– Follow our official Arduino.cc account on Instagram

– Share your pics on your account on Instagram using hashtag #ArduinoD16 and #GenuinoD16 and mention us with the tag @Arduino.cc

– Every thursday, from April 7th to May 26th we are going to choose one of your pics (posted starting April 2nd) and announce on this blog a winner of an Arduino or a Genuino MKR1000 and one of our t-shirt or mug for a total of of 8 lucky people. Easy enough, right?

Remember to share cool pictures regarding Arduino and Genuino moments in your community also beyond Arduino and Genuino Day.
Show us your talent!

Use Fair speaker and donate to musicians!


Most of the music we listen to comes from convenient streaming services distributing music of thousands of artists from all over the world.  But only a small amount of money actually reaches the artists you like. A team of student (Nicolas Armand, Inês Araújo, Mette Mørch, Monika Seyfried)  used a MKR1000  to implement a donation service during the Interaction Design Programme at CIID with the support of Massimo Banzi and Dario Buzzini:

We wanted to bring some awareness to this issue with our project. So, with this in mind we envisioned Fair Speaker, a speaker that allows you to donate money to artists while you listen to music.

Just plug in your device, and start listening. You then set how much you want to donate the artist, compared to how much the usual streaming services pay them. For instance, Spotify pays around 0.0003$/min to the artist. This means that for them to get 1$, you’d have to listen to their music for 55,5 hours. If you don’t think that’s fair, you can set your own rate.

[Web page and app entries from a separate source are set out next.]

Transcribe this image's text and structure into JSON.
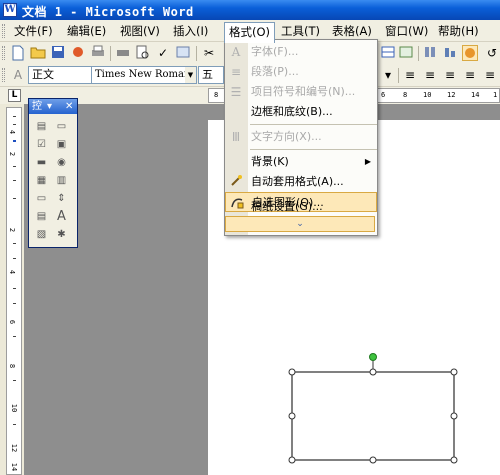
{
  "window": {
    "title": "文档 1 - Microsoft Word"
  },
  "menubar": {
    "items": [
      "文件(F)",
      "编辑(E)",
      "视图(V)",
      "插入(I)",
      "格式(O)",
      "工具(T)",
      "表格(A)",
      "窗口(W)",
      "帮助(H)"
    ],
    "active_index": 4
  },
  "format_toolbar": {
    "style_value": "正文",
    "font_value": "Times New Roman",
    "size_value": "五"
  },
  "dropdown": {
    "items": [
      {
        "label": "字体(F)...",
        "state": "disabled",
        "icon": "font-a-icon"
      },
      {
        "label": "段落(P)...",
        "state": "disabled",
        "icon": "paragraph-icon"
      },
      {
        "label": "项目符号和编号(N)...",
        "state": "disabled",
        "icon": "bullets-icon"
      },
      {
        "label": "边框和底纹(B)...",
        "state": "enabled",
        "icon": ""
      },
      {
        "label": "文字方向(X)...",
        "state": "disabled",
        "icon": "text-direction-icon"
      },
      {
        "label": "背景(K)",
        "state": "enabled",
        "icon": "",
        "submenu": true
      },
      {
        "label": "自动套用格式(A)...",
        "state": "enabled",
        "icon": "autoformat-icon"
      },
      {
        "label": "自选图形(O)...",
        "state": "highlighted",
        "icon": "autoshape-icon"
      },
      {
        "label": "稿纸设置(G)...",
        "state": "enabled",
        "icon": ""
      }
    ],
    "expand_glyph": "⌄"
  },
  "floating_toolbar": {
    "title": "控"
  },
  "ruler": {
    "h_numbers": [
      "8",
      "6",
      "8",
      "10",
      "12",
      "14",
      "1"
    ],
    "v_numbers": [
      "4",
      "2",
      "2",
      "4",
      "6",
      "8",
      "10",
      "12",
      "14"
    ]
  }
}
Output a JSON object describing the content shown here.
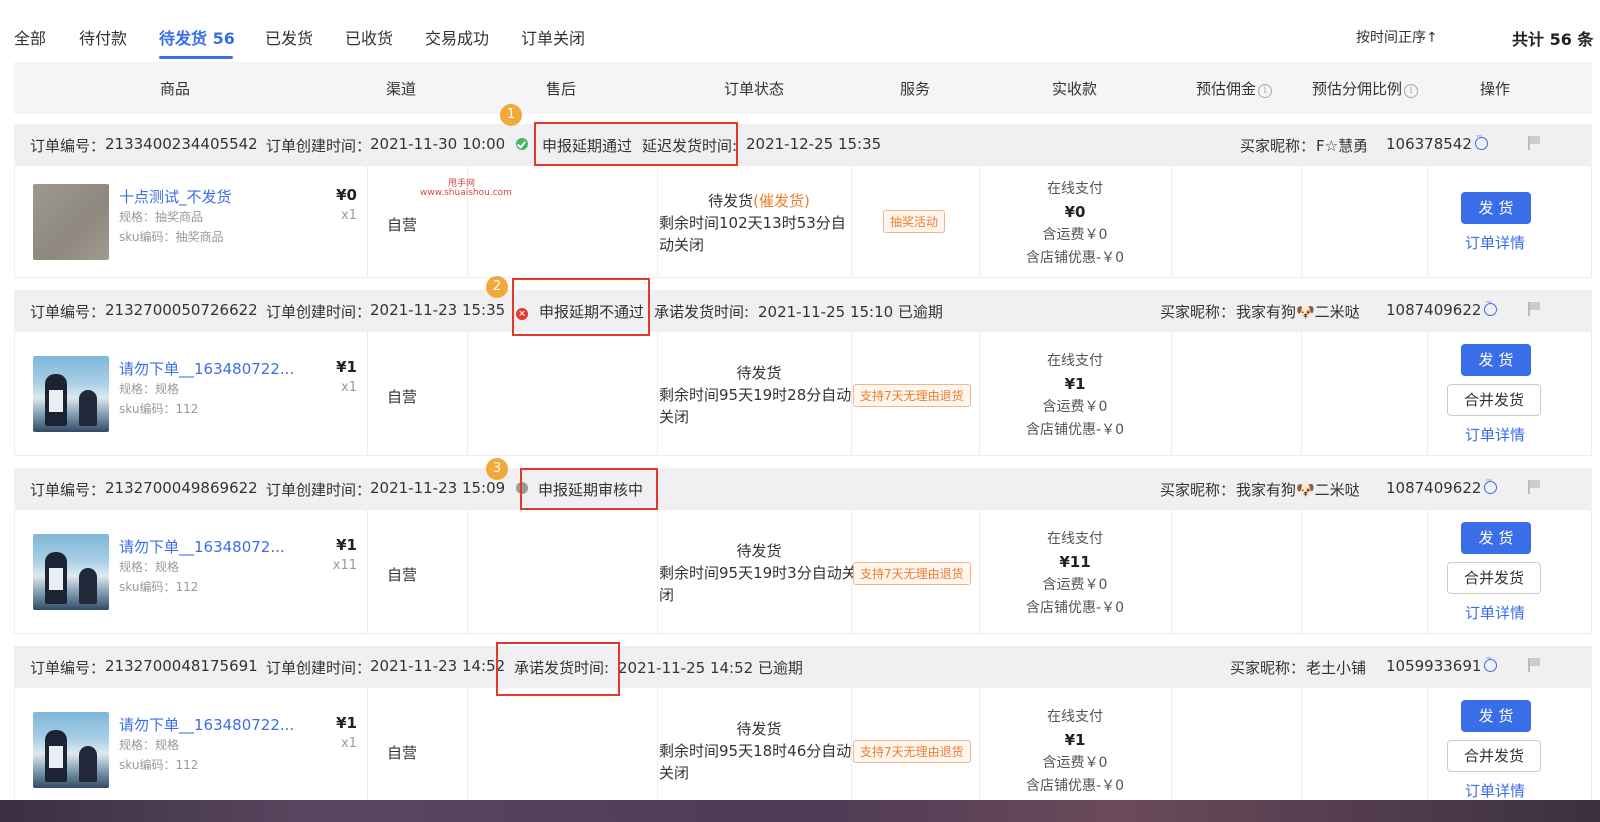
{
  "tabs": [
    {
      "label": "全部"
    },
    {
      "label": "待付款"
    },
    {
      "label": "待发货 56"
    },
    {
      "label": "已发货"
    },
    {
      "label": "已收货"
    },
    {
      "label": "交易成功"
    },
    {
      "label": "订单关闭"
    }
  ],
  "sort_label": "按时间正序↑",
  "total_label": "共计 56 条",
  "columns": {
    "product": "商品",
    "channel": "渠道",
    "aftersale": "售后",
    "order_status": "订单状态",
    "service": "服务",
    "received": "实收款",
    "commission": "预估佣金",
    "share_ratio": "预估分佣比例",
    "action": "操作"
  },
  "labels": {
    "order_no": "订单编号：",
    "created_at": "订单创建时间：",
    "buyer": "买家昵称：",
    "ship_btn": "发 货",
    "merge_btn": "合并发货",
    "detail_link": "订单详情",
    "online_pay": "在线支付",
    "shipping_fee": "含运费￥0",
    "shop_discount": "含店铺优惠-￥0"
  },
  "watermark": {
    "line1": "甩手网",
    "line2": "www.shuaishou.com"
  },
  "orders": [
    {
      "order_no": "2133400234405542",
      "created_at": "2021-11-30 10:00",
      "delay_status": "申报延期通过",
      "delay_label": "延迟发货时间:",
      "delay_time": "2021-12-25 15:35",
      "buyer": "F☆慧勇",
      "buyer_id": "106378542",
      "badge": "1",
      "product": "十点测试_不发货",
      "spec": "规格：抽奖商品",
      "sku": "sku编码：抽奖商品",
      "price": "¥0",
      "qty": "x1",
      "channel": "自营",
      "status_main": "待发货",
      "status_urge": "(催发货)",
      "status_remain": "剩余时间102天13时53分自动关闭",
      "service_tag": "抽奖活动",
      "amount": "¥0"
    },
    {
      "order_no": "2132700050726622",
      "created_at": "2021-11-23 15:35",
      "delay_status": "申报延期不通过",
      "delay_label": "承诺发货时间:",
      "delay_time": "2021-11-25 15:10 已逾期",
      "buyer": "我家有狗🐶二米哒",
      "buyer_id": "1087409622",
      "badge": "2",
      "product": "请勿下单__163480722...",
      "spec": "规格：规格",
      "sku": "sku编码：112",
      "price": "¥1",
      "qty": "x1",
      "channel": "自营",
      "status_main": "待发货",
      "status_remain": "剩余时间95天19时28分自动关闭",
      "service_tag": "支持7天无理由退货",
      "amount": "¥1"
    },
    {
      "order_no": "2132700049869622",
      "created_at": "2021-11-23 15:09",
      "delay_status": "申报延期审核中",
      "buyer": "我家有狗🐶二米哒",
      "buyer_id": "1087409622",
      "badge": "3",
      "product": "请勿下单__16348072...",
      "spec": "规格：规格",
      "sku": "sku编码：112",
      "price": "¥1",
      "qty": "x11",
      "channel": "自营",
      "status_main": "待发货",
      "status_remain": "剩余时间95天19时3分自动关闭",
      "service_tag": "支持7天无理由退货",
      "amount": "¥11"
    },
    {
      "order_no": "2132700048175691",
      "created_at": "2021-11-23 14:52",
      "delay_label": "承诺发货时间:",
      "delay_time": "2021-11-25 14:52 已逾期",
      "buyer": "老土小铺",
      "buyer_id": "1059933691",
      "product": "请勿下单__163480722...",
      "spec": "规格：规格",
      "sku": "sku编码：112",
      "price": "¥1",
      "qty": "x1",
      "channel": "自营",
      "status_main": "待发货",
      "status_remain": "剩余时间95天18时46分自动关闭",
      "service_tag": "支持7天无理由退货",
      "amount": "¥1"
    }
  ]
}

The speaker keeps track of how long you’ve been listening and how much money you’re donating. The system is powered by a Genuino MKR-1000, which is also used to connect wirelessly to the PayPal API, used to send your donation.

When you’re done, just press Pay and the money is sent to the Fair Speaker service, that then distributes it to the artists you selected when signing up.

Enjoy your music. Be fair to the ones who made it.

Watch the Fair Speaker in action:

 

Arduino and Genuino MKR1000 now available in our stores

We are happy to announce Arduino MKR1000 and Genuino MKR1000 are now available in our stores at the price of 34,99$/30,99€ (+VAT)!

MKR1000 is the protagonist of World’s largest Arduino Maker Challenge and was shipped exceptionally to  1000 winners of the contest. Now, this powerful board which combines the functionality of the Zero and the WiFi Shield, is available to all makers wanting to design IoT projects with minimal previous experience in networking.

We are sharing some documentation so you can learn more about the features of this new board:

And  4 tutorials focused on the new features of Arduino and Genuino MKR1000:

  • Analog to Midi build a device that recognizes an input frequency and outputs it to MIDI
  • Wifi RTC   use the RTC (Real Time Clock) and the WiFi capabilities
  • Scheduled Wifi SSL learn to use scheduled functions to establish a secure web connection
  • Battery operations learn more about the battery support of the MKR1000

MKR1000 and Genuino MKR1000  is available for purchase now.